Additionally, the design of the Kamen Rider suit is basically a “back to basics.” It’s a suit that worked at the time and I think it still works today. It’s just so cool. The other costumes for the Aug are based on the same aesthetic so everything is harmonized. As for the action scenes, they are skillfully choreographed creating a sense of epicness.
It brings out the right amount of nostalgia for fans of the franchise. Director Hideaki Anno knew exactly what he was doing when he made this film. You can tell he made this film as a love letter to the original series while also bringing the same sensibility he brings to each of his projects. He really puts the emphasis on capturing his cast’s emotions in the most authentic way.
Finally, Taku Iwasaki has composed an explosive score that is absolutely electrifying the audience during the action scenes. The track “Bajra” uses backing vocals that elevates the intensity of the score. Make sure to watch the credits until the end, not for a post-credits scene but because of the songs played during the credits.
Shin Masked Rider is Hideaki Anno’s love letter to the original series. It brings the right amount of nostalgia, brilliantly recreating the atmosphere of the 1971 series while also telling a compelling story. This is a two-hour action-packed film with an electrifying score by Taku Iwasaki. But at its heart, it’s a dark and deeply moving story that is also hopeful.
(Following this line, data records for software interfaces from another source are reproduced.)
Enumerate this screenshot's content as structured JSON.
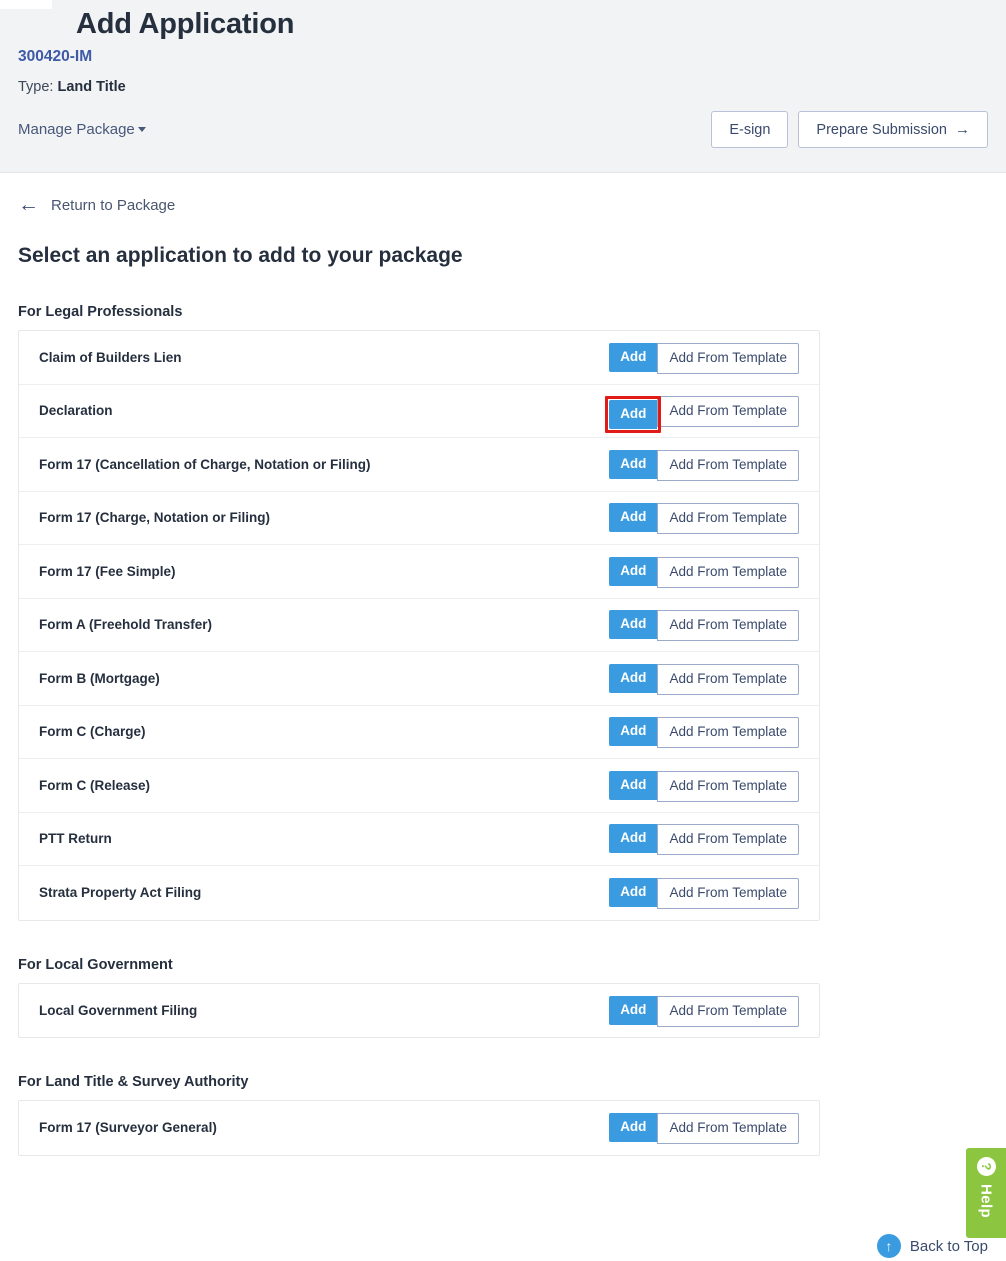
{
  "header": {
    "title": "Add Application",
    "package_id": "300420-IM",
    "type_label": "Type:",
    "type_value": "Land Title",
    "manage_package_label": "Manage Package",
    "esign_label": "E-sign",
    "prepare_submission_label": "Prepare Submission",
    "prepare_submission_arrow": "→",
    "caret_icon": "chevron-down-icon"
  },
  "main": {
    "return_link_label": "Return to Package",
    "return_arrow_icon": "←",
    "section_heading": "Select an application to add to your package",
    "button_labels": {
      "add": "Add",
      "add_from_template": "Add From Template"
    },
    "groups": [
      {
        "label": "For Legal Professionals",
        "rows": [
          {
            "name": "Claim of Builders Lien",
            "highlighted": false
          },
          {
            "name": "Declaration",
            "highlighted": true
          },
          {
            "name": "Form 17 (Cancellation of Charge, Notation or Filing)",
            "highlighted": false
          },
          {
            "name": "Form 17 (Charge, Notation or Filing)",
            "highlighted": false
          },
          {
            "name": "Form 17 (Fee Simple)",
            "highlighted": false
          },
          {
            "name": "Form A (Freehold Transfer)",
            "highlighted": false
          },
          {
            "name": "Form B (Mortgage)",
            "highlighted": false
          },
          {
            "name": "Form C (Charge)",
            "highlighted": false
          },
          {
            "name": "Form C (Release)",
            "highlighted": false
          },
          {
            "name": "PTT Return",
            "highlighted": false
          },
          {
            "name": "Strata Property Act Filing",
            "highlighted": false
          }
        ]
      },
      {
        "label": "For Local Government",
        "rows": [
          {
            "name": "Local Government Filing",
            "highlighted": false
          }
        ]
      },
      {
        "label": "For Land Title & Survey Authority",
        "rows": [
          {
            "name": "Form 17 (Surveyor General)",
            "highlighted": false
          }
        ]
      }
    ]
  },
  "widgets": {
    "help_label": "Help",
    "help_icon": "question-mark-icon",
    "back_to_top_label": "Back to Top",
    "back_to_top_icon": "↑"
  },
  "colors": {
    "accent_blue": "#3a9be0",
    "link_navy": "#3f5aa6",
    "help_green": "#8cc540",
    "highlight_red": "#e01b18",
    "header_bg": "#f1f3f5"
  }
}
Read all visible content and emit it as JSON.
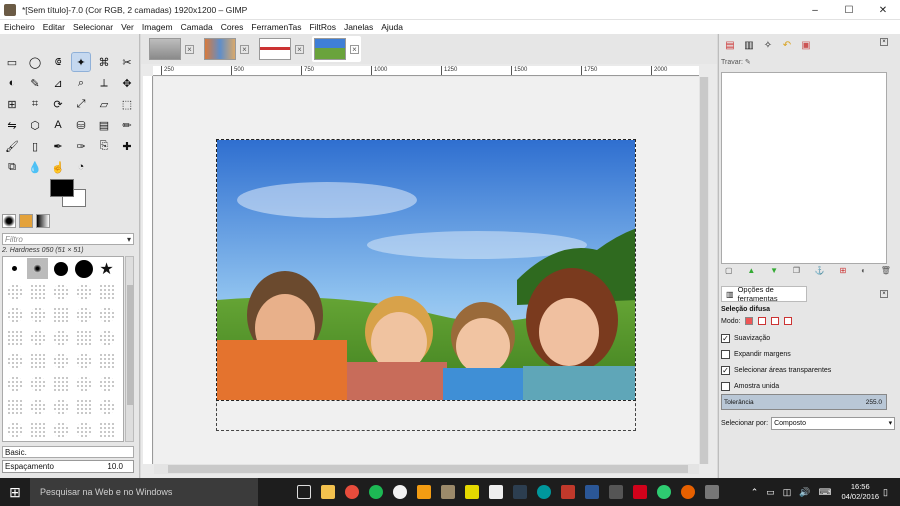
{
  "window": {
    "title": "*[Sem título]-7.0 (Cor RGB, 2 camadas) 1920x1200 – GIMP",
    "controls": [
      "minimize",
      "maximize",
      "close"
    ]
  },
  "menu": [
    "Eicheiro",
    "Editar",
    "Selecionar",
    "Ver",
    "Imagem",
    "Camada",
    "Cores",
    "FerramenTas",
    "FiltRos",
    "Janelas",
    "Ajuda"
  ],
  "toolbox": {
    "tools": [
      "rect-select",
      "ellipse-select",
      "free-select",
      "fuzzy-select",
      "color-select",
      "scissors",
      "foreground-select",
      "paths",
      "color-picker",
      "zoom",
      "measure",
      "move",
      "align",
      "crop",
      "rotate",
      "scale",
      "shear",
      "perspective",
      "flip",
      "cage",
      "text",
      "bucket-fill",
      "blend",
      "pencil",
      "paintbrush",
      "eraser",
      "airbrush",
      "ink",
      "clone",
      "heal",
      "perspective-clone",
      "blur",
      "smudge",
      "dodge"
    ],
    "selected_tool_index": 3,
    "filter_placeholder": "Filtro",
    "brush_name": "2. Hardness 050 (51 × 51)",
    "brush_preset": "Basic.",
    "spacing_label": "Espaçamento",
    "spacing_value": "10.0"
  },
  "image_tabs": [
    {
      "name": "image-1",
      "active": false
    },
    {
      "name": "image-2",
      "active": false
    },
    {
      "name": "image-3",
      "active": false
    },
    {
      "name": "image-4",
      "active": true
    }
  ],
  "ruler_ticks": [
    "250",
    "500",
    "750",
    "1000",
    "1250",
    "1500",
    "1750",
    "2000"
  ],
  "layers_dock": {
    "lock_label": "Travar:",
    "buttons": [
      "new-layer",
      "raise-layer",
      "lower-layer",
      "duplicate-layer",
      "anchor-layer",
      "merge-layer",
      "mask-layer",
      "delete-layer"
    ]
  },
  "tool_options": {
    "tab_label": "Opções de ferramentas",
    "section_title": "Seleção difusa",
    "mode_label": "Modo:",
    "feather_label": "Suavização",
    "feather_checked": true,
    "expand_label": "Expandir margens",
    "expand_checked": false,
    "transparent_label": "Selecionar áreas transparentes",
    "transparent_checked": true,
    "sample_merged_label": "Amostra unida",
    "sample_merged_checked": false,
    "threshold_label": "Tolerância",
    "threshold_value": "255.0",
    "select_by_label": "Selecionar por:",
    "select_by_value": "Composto"
  },
  "taskbar": {
    "search_placeholder": "Pesquisar na Web e no Windows",
    "time": "16:56",
    "date": "04/02/2016"
  }
}
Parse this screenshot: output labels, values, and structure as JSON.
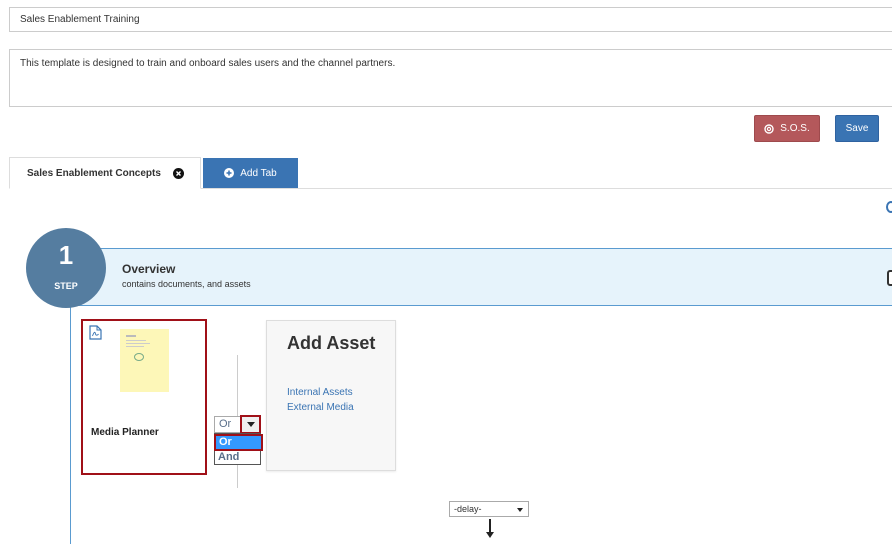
{
  "template": {
    "name": "Sales Enablement Training",
    "description": "This template is designed to train and onboard sales users and the channel partners."
  },
  "actions": {
    "sos_label": "S.O.S.",
    "sos_icon": "lifebuoy-icon",
    "save_label": "Save"
  },
  "tabs": {
    "active_label": "Sales Enablement Concepts",
    "active_close_icon": "close-circle-icon",
    "add_label": "Add Tab",
    "add_icon": "plus-circle-icon"
  },
  "step": {
    "number": "1",
    "step_word": "STEP",
    "title": "Overview",
    "subtitle": "contains documents, and assets"
  },
  "asset": {
    "name": "Media Planner",
    "file_icon": "pdf-file-icon"
  },
  "logic": {
    "selected": "Or",
    "options": [
      "Or",
      "And"
    ]
  },
  "add_asset": {
    "title": "Add Asset",
    "links": [
      "Internal Assets",
      "External Media"
    ]
  },
  "delay": {
    "selected": "-delay-"
  },
  "colors": {
    "primary": "#3a74b3",
    "sos": "#b4585b",
    "step_circle": "#557da0",
    "step_band": "#e6f3fb",
    "highlight_border": "#a01018",
    "option_selected": "#3399ff"
  }
}
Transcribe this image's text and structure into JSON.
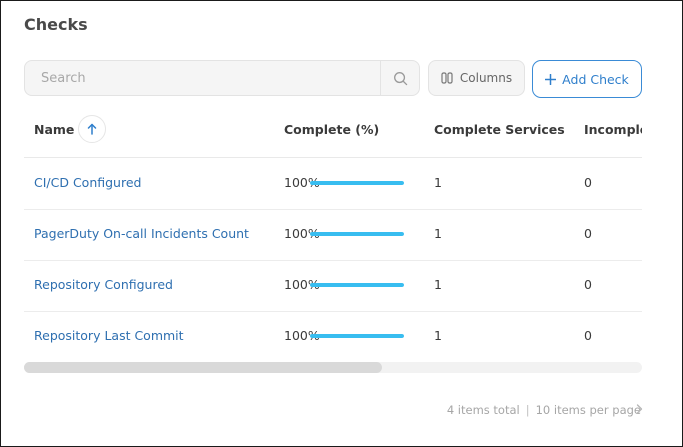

I loved watching this one and I sure hope for a sequel because Hayato Ichimonji’s story is yet to be fully told.
Shin Masked Rider is now streaming on Prime Video.
Collectables Editor at Future Of The Force.
Star Wars and Marvel specialist, anime expert